WPP shareholders today told chief executive Sir Martin Sorrell that they were less than impressed with his £70m pay package, with 33.45 per cent choosing to vote against it.
Although the majority of investors still chose to wave through boardroom pay at the advertising giant, the proportion voting against is still up on last year, when some 20 per cent voted down pay.
The vote is also non-binding, meaning the Sorrell will have still taken home his £70.4m pay, including a £62.7m long-term bonus, regardless of the outcome.
Prior to the AGM, a number of groups had spoken out to urge shareholders to vote against the pay deal, including the Local Authority Pension Fund Forum, ShareSoc and Pensions & Investment Research Consultants, which is better known as Pirc.
Speaking at the AGM, Euan Stirling, head of stewardship at Standard Life Investments, which holds just shy of 17m shares in the company, said it had voted against Sorrell's pay on the grounds that it suspected it was "more than would be required to recruit, retain or motivate even someone with the redoubtable talents of Sorrell".
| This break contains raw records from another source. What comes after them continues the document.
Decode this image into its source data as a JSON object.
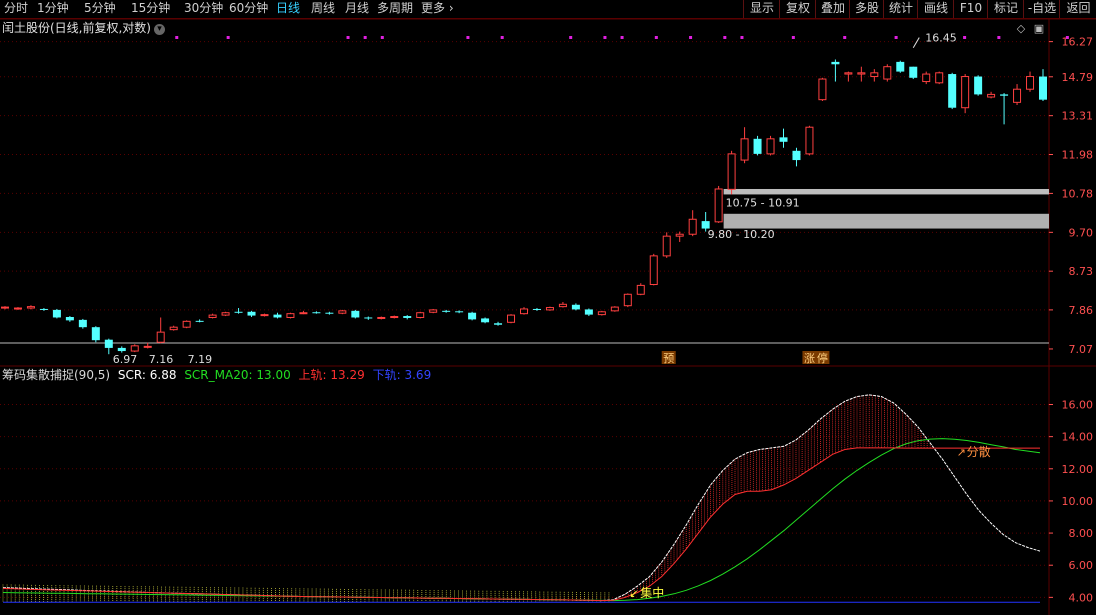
{
  "toolbar": {
    "periods": [
      "分时",
      "1分钟",
      "5分钟",
      "15分钟",
      "30分钟",
      "60分钟",
      "日线",
      "周线",
      "月线",
      "多周期",
      "更多"
    ],
    "active_period": "日线",
    "more_arrow": "›",
    "right_buttons": [
      "显示",
      "复权",
      "叠加",
      "多股",
      "统计",
      "画线",
      "F10",
      "标记",
      "-自选",
      "返回"
    ]
  },
  "stock_title": "闰土股份(日线,前复权,对数)",
  "indicator": {
    "name": "筹码集散捕捉(90,5)",
    "scr_label": "SCR:",
    "scr_value": "6.88",
    "ma_label": "SCR_MA20:",
    "ma_value": "13.00",
    "upper_label": "上轨:",
    "upper_value": "13.29",
    "lower_label": "下轨:",
    "lower_value": "3.69"
  },
  "colors": {
    "up": "#ff4040",
    "down": "#54ffff",
    "grid": "#5a0000",
    "axis_text": "#ff5050",
    "scr": "#ffffff",
    "ma": "#22dd22",
    "upper": "#ff3030",
    "lower": "#2233ff",
    "marker": "#e020e0"
  },
  "chart_data": [
    {
      "type": "candlestick",
      "scale": "log",
      "yticks": [
        "16.27",
        "14.79",
        "13.31",
        "11.98",
        "10.78",
        "9.70",
        "8.73",
        "7.86",
        "7.07"
      ],
      "ylim": [
        7.05,
        16.7
      ],
      "candles": [
        [
          7.9,
          7.92,
          7.87,
          7.94
        ],
        [
          7.88,
          7.9,
          7.86,
          7.92
        ],
        [
          7.9,
          7.93,
          7.87,
          7.96
        ],
        [
          7.88,
          7.86,
          7.84,
          7.9
        ],
        [
          7.86,
          7.7,
          7.68,
          7.88
        ],
        [
          7.71,
          7.64,
          7.61,
          7.73
        ],
        [
          7.65,
          7.5,
          7.47,
          7.67
        ],
        [
          7.5,
          7.24,
          7.2,
          7.52
        ],
        [
          7.25,
          7.09,
          6.97,
          7.27
        ],
        [
          7.09,
          7.03,
          7.0,
          7.12
        ],
        [
          7.03,
          7.13,
          7.01,
          7.16
        ],
        [
          7.12,
          7.12,
          7.08,
          7.19
        ],
        [
          7.2,
          7.4,
          7.18,
          7.7
        ],
        [
          7.45,
          7.5,
          7.43,
          7.53
        ],
        [
          7.5,
          7.62,
          7.48,
          7.64
        ],
        [
          7.63,
          7.62,
          7.6,
          7.66
        ],
        [
          7.7,
          7.75,
          7.68,
          7.78
        ],
        [
          7.75,
          7.8,
          7.73,
          7.82
        ],
        [
          7.82,
          7.81,
          7.78,
          7.9
        ],
        [
          7.82,
          7.74,
          7.71,
          7.84
        ],
        [
          7.74,
          7.76,
          7.72,
          7.78
        ],
        [
          7.76,
          7.7,
          7.68,
          7.8
        ],
        [
          7.7,
          7.78,
          7.68,
          7.8
        ],
        [
          7.79,
          7.8,
          7.77,
          7.84
        ],
        [
          7.81,
          7.8,
          7.78,
          7.83
        ],
        [
          7.8,
          7.79,
          7.76,
          7.82
        ],
        [
          7.79,
          7.84,
          7.77,
          7.86
        ],
        [
          7.84,
          7.7,
          7.68,
          7.86
        ],
        [
          7.7,
          7.68,
          7.65,
          7.72
        ],
        [
          7.68,
          7.7,
          7.66,
          7.72
        ],
        [
          7.7,
          7.72,
          7.68,
          7.74
        ],
        [
          7.73,
          7.69,
          7.66,
          7.75
        ],
        [
          7.7,
          7.8,
          7.68,
          7.82
        ],
        [
          7.81,
          7.86,
          7.79,
          7.88
        ],
        [
          7.84,
          7.82,
          7.8,
          7.86
        ],
        [
          7.83,
          7.81,
          7.79,
          7.85
        ],
        [
          7.8,
          7.66,
          7.64,
          7.82
        ],
        [
          7.68,
          7.6,
          7.58,
          7.7
        ],
        [
          7.58,
          7.55,
          7.53,
          7.61
        ],
        [
          7.6,
          7.75,
          7.58,
          7.77
        ],
        [
          7.78,
          7.88,
          7.76,
          7.92
        ],
        [
          7.88,
          7.86,
          7.84,
          7.9
        ],
        [
          7.86,
          7.91,
          7.84,
          7.93
        ],
        [
          7.93,
          7.98,
          7.91,
          8.03
        ],
        [
          7.97,
          7.87,
          7.85,
          8.0
        ],
        [
          7.87,
          7.76,
          7.73,
          7.89
        ],
        [
          7.76,
          7.82,
          7.74,
          7.84
        ],
        [
          7.84,
          7.92,
          7.82,
          7.94
        ],
        [
          7.95,
          8.2,
          7.92,
          8.22
        ],
        [
          8.2,
          8.4,
          8.18,
          8.45
        ],
        [
          8.42,
          9.1,
          8.4,
          9.15
        ],
        [
          9.1,
          9.6,
          9.05,
          9.7
        ],
        [
          9.6,
          9.65,
          9.45,
          9.72
        ],
        [
          9.65,
          10.05,
          9.6,
          10.3
        ],
        [
          10.0,
          9.8,
          9.72,
          10.25
        ],
        [
          9.98,
          10.91,
          9.95,
          11.0
        ],
        [
          10.9,
          12.0,
          10.75,
          12.1
        ],
        [
          11.8,
          12.5,
          11.7,
          12.9
        ],
        [
          12.5,
          12.0,
          11.95,
          12.6
        ],
        [
          12.0,
          12.5,
          11.95,
          12.6
        ],
        [
          12.55,
          12.4,
          12.2,
          12.85
        ],
        [
          12.1,
          11.8,
          11.6,
          12.2
        ],
        [
          12.0,
          12.9,
          11.95,
          12.95
        ],
        [
          13.9,
          14.7,
          13.85,
          14.75
        ],
        [
          15.4,
          15.3,
          14.6,
          15.5
        ],
        [
          14.9,
          14.95,
          14.6,
          15.0
        ],
        [
          14.9,
          14.95,
          14.6,
          15.2
        ],
        [
          14.8,
          14.95,
          14.6,
          15.1
        ],
        [
          14.7,
          15.2,
          14.6,
          15.3
        ],
        [
          15.4,
          15.0,
          14.95,
          15.45
        ],
        [
          15.2,
          14.75,
          14.7,
          15.2
        ],
        [
          14.6,
          14.9,
          14.5,
          15.0
        ],
        [
          14.55,
          14.95,
          14.5,
          15.0
        ],
        [
          14.9,
          13.6,
          13.55,
          14.95
        ],
        [
          13.6,
          14.8,
          13.4,
          14.9
        ],
        [
          14.8,
          14.1,
          14.05,
          14.85
        ],
        [
          14.0,
          14.1,
          13.95,
          14.2
        ],
        [
          14.1,
          14.05,
          13.0,
          14.15
        ],
        [
          13.8,
          14.3,
          13.7,
          14.5
        ],
        [
          14.3,
          14.8,
          14.2,
          15.0
        ],
        [
          14.8,
          13.9,
          13.85,
          15.1
        ]
      ],
      "annotations": {
        "high_label": "16.45",
        "low_label": "6.97",
        "low_values": [
          "7.16",
          "7.19"
        ],
        "zone_upper_label": "10.75 - 10.91",
        "zone_lower_label": "9.80 - 10.20",
        "zone_upper": [
          10.75,
          10.91
        ],
        "zone_lower": [
          9.8,
          10.2
        ],
        "signal_yu": "预",
        "signal_zt": "涨",
        "signal_ting": "停"
      }
    },
    {
      "type": "line",
      "yticks": [
        "16.00",
        "14.00",
        "12.00",
        "10.00",
        "8.00",
        "6.00",
        "4.00"
      ],
      "ylim": [
        3.4,
        17.4
      ],
      "series": [
        {
          "name": "SCR",
          "values": [
            4.6,
            4.58,
            4.55,
            4.52,
            4.5,
            4.48,
            4.45,
            4.42,
            4.4,
            4.38,
            4.35,
            4.33,
            4.3,
            4.28,
            4.26,
            4.24,
            4.22,
            4.2,
            4.18,
            4.16,
            4.14,
            4.12,
            4.1,
            4.08,
            4.06,
            4.05,
            4.04,
            4.03,
            4.02,
            4.01,
            4.0,
            3.99,
            3.98,
            3.97,
            3.96,
            3.95,
            3.94,
            3.93,
            3.92,
            3.91,
            3.9,
            3.89,
            3.88,
            3.87,
            3.86,
            3.85,
            3.84,
            3.83,
            3.82,
            3.8,
            3.85,
            4.2,
            4.7,
            5.3,
            6.2,
            7.3,
            8.5,
            9.8,
            11.0,
            11.9,
            12.6,
            13.0,
            13.2,
            13.3,
            13.4,
            13.8,
            14.4,
            15.1,
            15.7,
            16.2,
            16.5,
            16.6,
            16.5,
            16.1,
            15.4,
            14.6,
            13.6,
            12.6,
            11.5,
            10.4,
            9.4,
            8.6,
            7.9,
            7.4,
            7.1,
            6.88
          ]
        },
        {
          "name": "SCR_MA20",
          "values": [
            4.3,
            4.29,
            4.28,
            4.27,
            4.26,
            4.25,
            4.24,
            4.23,
            4.22,
            4.21,
            4.2,
            4.19,
            4.18,
            4.17,
            4.16,
            4.15,
            4.14,
            4.13,
            4.12,
            4.11,
            4.1,
            4.09,
            4.08,
            4.07,
            4.06,
            4.05,
            4.04,
            4.03,
            4.02,
            4.01,
            4.0,
            3.99,
            3.98,
            3.97,
            3.96,
            3.95,
            3.94,
            3.93,
            3.92,
            3.91,
            3.9,
            3.89,
            3.88,
            3.87,
            3.86,
            3.85,
            3.84,
            3.83,
            3.82,
            3.81,
            3.8,
            3.82,
            3.86,
            3.94,
            4.06,
            4.22,
            4.44,
            4.72,
            5.05,
            5.45,
            5.9,
            6.4,
            6.95,
            7.55,
            8.15,
            8.8,
            9.45,
            10.1,
            10.75,
            11.35,
            11.9,
            12.4,
            12.85,
            13.25,
            13.55,
            13.75,
            13.85,
            13.88,
            13.84,
            13.76,
            13.64,
            13.5,
            13.36,
            13.2,
            13.1,
            13.0
          ]
        },
        {
          "name": "上轨",
          "values": [
            4.55,
            4.53,
            4.5,
            4.48,
            4.46,
            4.44,
            4.42,
            4.4,
            4.38,
            4.36,
            4.34,
            4.32,
            4.3,
            4.28,
            4.26,
            4.24,
            4.22,
            4.2,
            4.18,
            4.16,
            4.14,
            4.12,
            4.1,
            4.08,
            4.06,
            4.05,
            4.04,
            4.03,
            4.02,
            4.01,
            4.0,
            3.99,
            3.98,
            3.97,
            3.96,
            3.95,
            3.94,
            3.93,
            3.92,
            3.91,
            3.9,
            3.89,
            3.88,
            3.87,
            3.86,
            3.85,
            3.84,
            3.83,
            3.82,
            3.8,
            3.82,
            4.0,
            4.3,
            4.7,
            5.3,
            6.1,
            7.0,
            8.0,
            9.0,
            9.8,
            10.4,
            10.6,
            10.6,
            10.7,
            11.0,
            11.4,
            11.9,
            12.4,
            12.9,
            13.2,
            13.3,
            13.3,
            13.3,
            13.3,
            13.29,
            13.29,
            13.29,
            13.29,
            13.29,
            13.29,
            13.29,
            13.29,
            13.29,
            13.29,
            13.29,
            13.29
          ]
        },
        {
          "name": "下轨",
          "values": [
            3.69,
            3.69,
            3.69,
            3.69,
            3.69,
            3.69,
            3.69,
            3.69,
            3.69,
            3.69,
            3.69,
            3.69,
            3.69,
            3.69,
            3.69,
            3.69,
            3.69,
            3.69,
            3.69,
            3.69,
            3.69,
            3.69,
            3.69,
            3.69,
            3.69,
            3.69,
            3.69,
            3.69,
            3.69,
            3.69,
            3.69,
            3.69,
            3.69,
            3.69,
            3.69,
            3.69,
            3.69,
            3.69,
            3.69,
            3.69,
            3.69,
            3.69,
            3.69,
            3.69,
            3.69,
            3.69,
            3.69,
            3.69,
            3.69,
            3.69,
            3.69,
            3.69,
            3.69,
            3.69,
            3.69,
            3.69,
            3.69,
            3.69,
            3.69,
            3.69,
            3.69,
            3.69,
            3.69,
            3.69,
            3.69,
            3.69,
            3.69,
            3.69,
            3.69,
            3.69,
            3.69,
            3.69,
            3.69,
            3.69,
            3.69,
            3.69,
            3.69,
            3.69,
            3.69,
            3.69,
            3.69,
            3.69,
            3.69,
            3.69,
            3.69,
            3.69
          ]
        }
      ],
      "annotations": {
        "concentrate": "集中",
        "disperse": "分散"
      }
    }
  ]
}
Mike Fox, head of sustainable investments at Royal London Asset Management, explained that his firm had voted against the pay packet because "£62.7m of the overall £70m is due to the positive performance of the company’s shares compared to their peer group and this particular award system was closed in 2012.
"We are part of a collaborative engagement project with other large shareholders talking to WPP on issues such as pay, succession planning and other corporate governance arrangements."
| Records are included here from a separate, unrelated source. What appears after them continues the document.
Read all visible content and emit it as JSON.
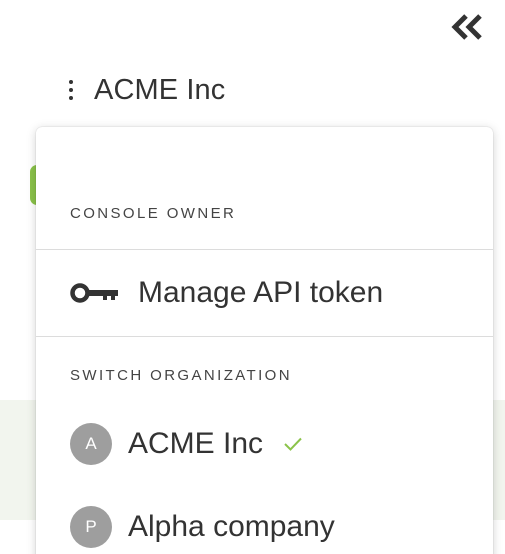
{
  "header": {
    "org_name": "ACME Inc"
  },
  "menu": {
    "console_owner_label": "CONSOLE OWNER",
    "manage_token_label": "Manage API token",
    "switch_org_label": "SWITCH ORGANIZATION",
    "organizations": [
      {
        "initial": "A",
        "name": "ACME Inc",
        "selected": true
      },
      {
        "initial": "P",
        "name": "Alpha company",
        "selected": false
      }
    ]
  },
  "icons": {
    "collapse": "double-chevron-left-icon",
    "kebab": "kebab-menu-icon",
    "key": "key-icon",
    "check": "check-icon"
  },
  "colors": {
    "text": "#333333",
    "avatar_bg": "#9e9e9e",
    "check": "#8bc34a",
    "divider": "#dcdcdc",
    "background_band": "#f2f5ee"
  }
}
Meanwhile, commenting ahead of the vote, Dr Hans-Christoph Hirt, co-head of Hermes EOS, said: "We are highly uncomfortable with the 2015 quantum, not least in light of our historic concerns about board composition and the remuneration committee's apparent lack of vigour and stress-testing when the legacy plan was devised."
Hermes EOS represents around 1.2 per cent of WPP shareholders.
Perhaps preempting some anger from shareholders, WPP's annual report read: "While the value of Sir Martin Sorrell’s award is very large, it was the result of an outstanding set of returns to share owners."
Read more: Why revolts are not just for shareholders
Sorrell himself has previously come across as quite relaxed about the vote. In an interview with the Press Association in April, he said:
We have shareholder votes every year. It is what it is. Shareholders will decide. It's very democratic. We're always engaged with shareholders with anything and everything.
Sorrell is not the only chief executive to face the ire of the shareholders this AGM season. BP chief executive Bob Dudley saw his near £14m pay deal disapproved of in April, when 59.29 per cent of investors voted against the oil major's director's remuneration report.